EXERCISE:
In how many lines of the records does the word "value" appear? Reply with the number and nothing else.

DATA TO USE:
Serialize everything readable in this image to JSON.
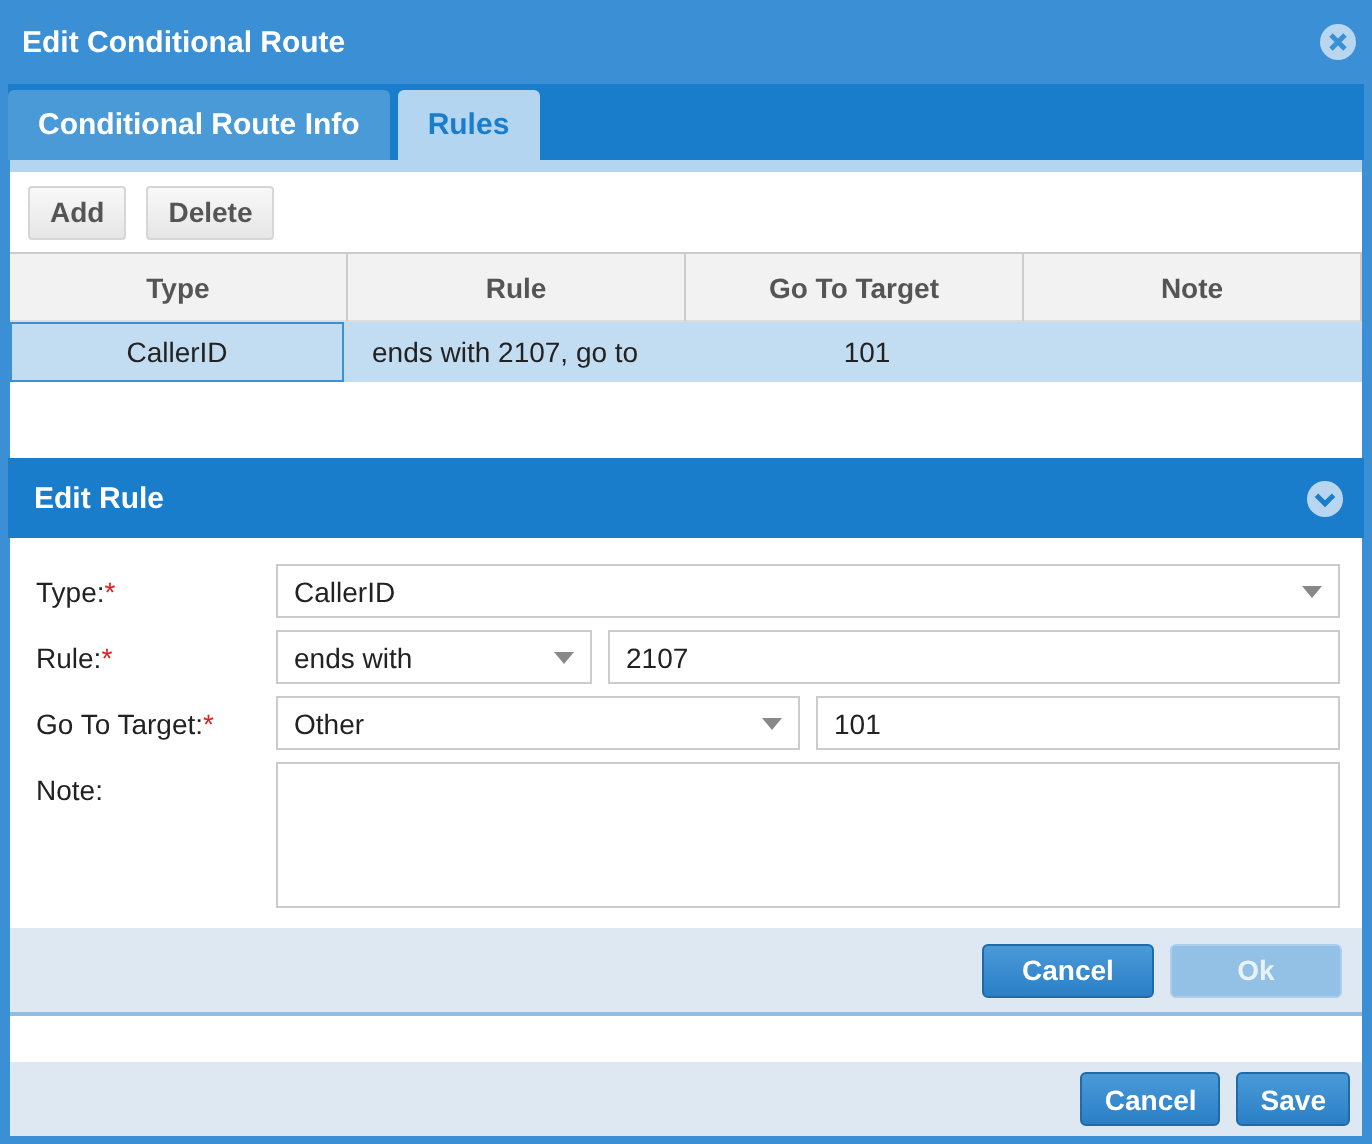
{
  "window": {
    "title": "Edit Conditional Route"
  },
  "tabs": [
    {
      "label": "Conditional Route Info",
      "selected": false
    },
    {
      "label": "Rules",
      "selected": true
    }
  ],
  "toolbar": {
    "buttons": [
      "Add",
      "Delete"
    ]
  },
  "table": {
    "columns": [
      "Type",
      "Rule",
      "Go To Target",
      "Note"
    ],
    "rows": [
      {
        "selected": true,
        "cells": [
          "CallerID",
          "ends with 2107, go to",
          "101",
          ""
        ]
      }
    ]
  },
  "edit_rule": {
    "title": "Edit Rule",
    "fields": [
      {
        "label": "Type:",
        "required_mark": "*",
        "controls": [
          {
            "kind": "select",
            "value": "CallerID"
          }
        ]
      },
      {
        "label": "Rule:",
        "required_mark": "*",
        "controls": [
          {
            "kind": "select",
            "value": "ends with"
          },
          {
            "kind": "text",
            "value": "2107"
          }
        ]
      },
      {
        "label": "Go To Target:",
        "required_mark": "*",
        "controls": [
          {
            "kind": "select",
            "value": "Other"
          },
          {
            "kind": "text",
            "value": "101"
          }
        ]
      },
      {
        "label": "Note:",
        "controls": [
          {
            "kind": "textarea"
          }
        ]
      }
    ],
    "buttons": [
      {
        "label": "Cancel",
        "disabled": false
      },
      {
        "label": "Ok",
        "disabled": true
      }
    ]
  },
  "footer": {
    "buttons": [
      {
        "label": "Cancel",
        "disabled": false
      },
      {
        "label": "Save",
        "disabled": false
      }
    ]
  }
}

REPLY:
5